- I’m a grown man, but still I like to play imaginary games like “What if UCONN would’ve had Andre Drummond and Kentucky Anthony Davis?” Fantasies aside, Davis is on the shelf for the remainder of the year and after two pro seasons he’s missed 33 games and appeared in less than 80% of possible contests. I love you, Anthony, but I want you to get well. Drummond can’t shoot free throws to save his life (career 40% from the line – this is a liability!), but can rebound well enough to save us all. He leads the league in offensive and total rebound percentage and is just the 30th player since 1971 to grab at least 22% of all possible rebounds. Of course he’s also the youngest player to accomplish this feat. For Dumars’s ability to hit homeruns with draft picks like Greg Monroe and Drummond, his bad signings (the aforementioned Jennings and Smith, and Ben Gordon and Charlie Villanueva) were the stuff of desperation or stupidity or a toxic combination of the two.
- The Race for 8th in the East was supposed to be all about the Knicks. Phil Jackson, Melo, JR Smith, Mike Woodson’s goatee, the Mecca. But the Knicks failed miserably to hold up their end of the bargain and meanwhile, the Hawks of Atlanta, a team I’ve unfairly ignored and neglected, clinched the final playoff spot and have done so with a 5-2 April and an unexpected commitment to defense. Their five April victories have included wins in Indiana and Brooklyn and a home win over Miami. Jeff Teague and Paul Millsap are playing their best ball of the season and while everyone knows how hard I hate on these Pacers, it’s worth noting that Atlanta split the season series with Indiana and center Pero Antic has owned Roy Hibbert in two games:
- Memphis is a full game ahead of the Suns in the playoff race and guess who’s visiting Phoenix tonight? If you can pick up on blatant clues, then you guessed the Grizzlies who are 3-0 against the Suns this year. But none of those previous games have had the pressure of tonight’s game. Tell your friends and family you’re busy, clothes the curtains, get a bowl of something you like to consume and a beverage to wash it down and cross your fingers that we get the competitive game we’re all hoping for.
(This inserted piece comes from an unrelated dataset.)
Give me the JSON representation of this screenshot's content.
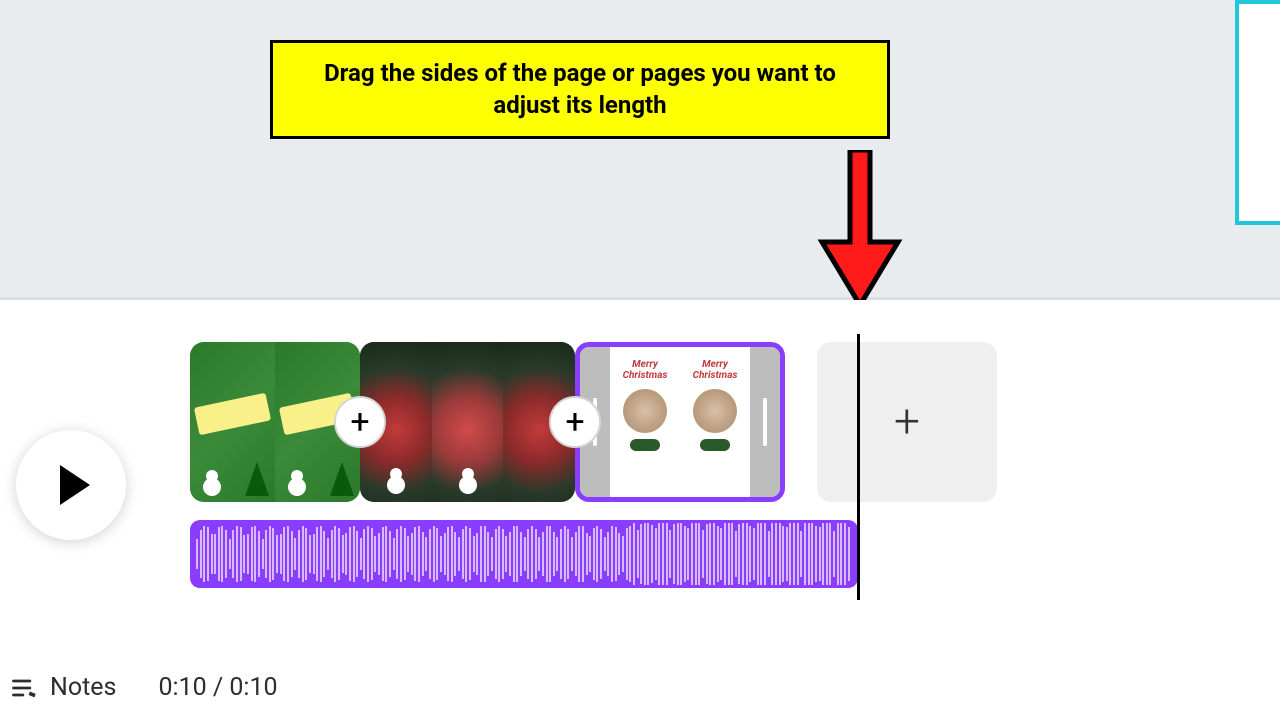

- Not much happened yesterday except the Pacers grinding out a home win against OKC, Lance Stephenson triple doubling and Steph Curry going for 47 in an OT loss to Portland.